* [Your task] Each line of the listing that holds "this" counts once; report how many there are, and nothing more.

---

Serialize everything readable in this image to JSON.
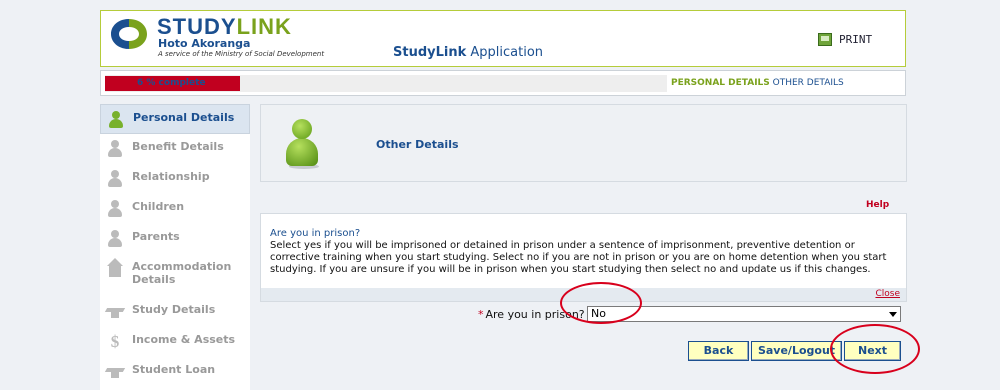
{
  "header": {
    "logo_main_a": "STUDY",
    "logo_main_b": "LINK",
    "logo_sub": "Hoto Akoranga",
    "logo_tag": "A service of the Ministry of Social Development",
    "app_title_bold": "StudyLink",
    "app_title_rest": "Application",
    "print_label": "PRINT"
  },
  "progress": {
    "percent": 6,
    "label": "6 % complete",
    "step_current": "PERSONAL DETAILS",
    "step_next": "OTHER DETAILS"
  },
  "sidebar": {
    "items": [
      {
        "label": "Personal Details",
        "icon": "person-icon",
        "active": true
      },
      {
        "label": "Benefit Details",
        "icon": "benefit-icon",
        "active": false
      },
      {
        "label": "Relationship",
        "icon": "relationship-icon",
        "active": false
      },
      {
        "label": "Children",
        "icon": "children-icon",
        "active": false
      },
      {
        "label": "Parents",
        "icon": "parents-icon",
        "active": false
      },
      {
        "label": "Accommodation Details",
        "icon": "house-icon",
        "active": false
      },
      {
        "label": "Study Details",
        "icon": "graduation-cap-icon",
        "active": false
      },
      {
        "label": "Income & Assets",
        "icon": "dollar-icon",
        "active": false
      },
      {
        "label": "Student Loan",
        "icon": "graduation-cap-icon",
        "active": false
      }
    ]
  },
  "panel": {
    "title": "Other Details"
  },
  "help": {
    "link": "Help",
    "question_title": "Are you in prison?",
    "question_body": "Select yes if you will be imprisoned or detained in prison under a sentence of imprisonment, preventive detention or corrective training when you start studying. Select no if you are not in prison or you are on home detention when you start studying. If you are unsure if you will be in prison when you start studying then select no and update us if this changes.",
    "close": "Close"
  },
  "form": {
    "required_mark": "*",
    "prison_label": "Are you in prison?",
    "prison_value": "No"
  },
  "buttons": {
    "back": "Back",
    "save_logout": "Save/Logout",
    "next": "Next"
  },
  "colors": {
    "brand_blue": "#1b4f8f",
    "brand_green": "#7aa21c",
    "accent_red": "#c1001f",
    "button_bg": "#ffffc0"
  }
}
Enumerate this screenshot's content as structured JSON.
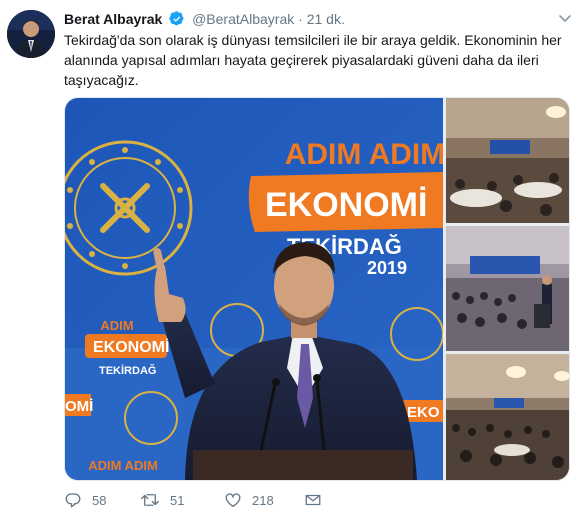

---

* [Exercise solution] 3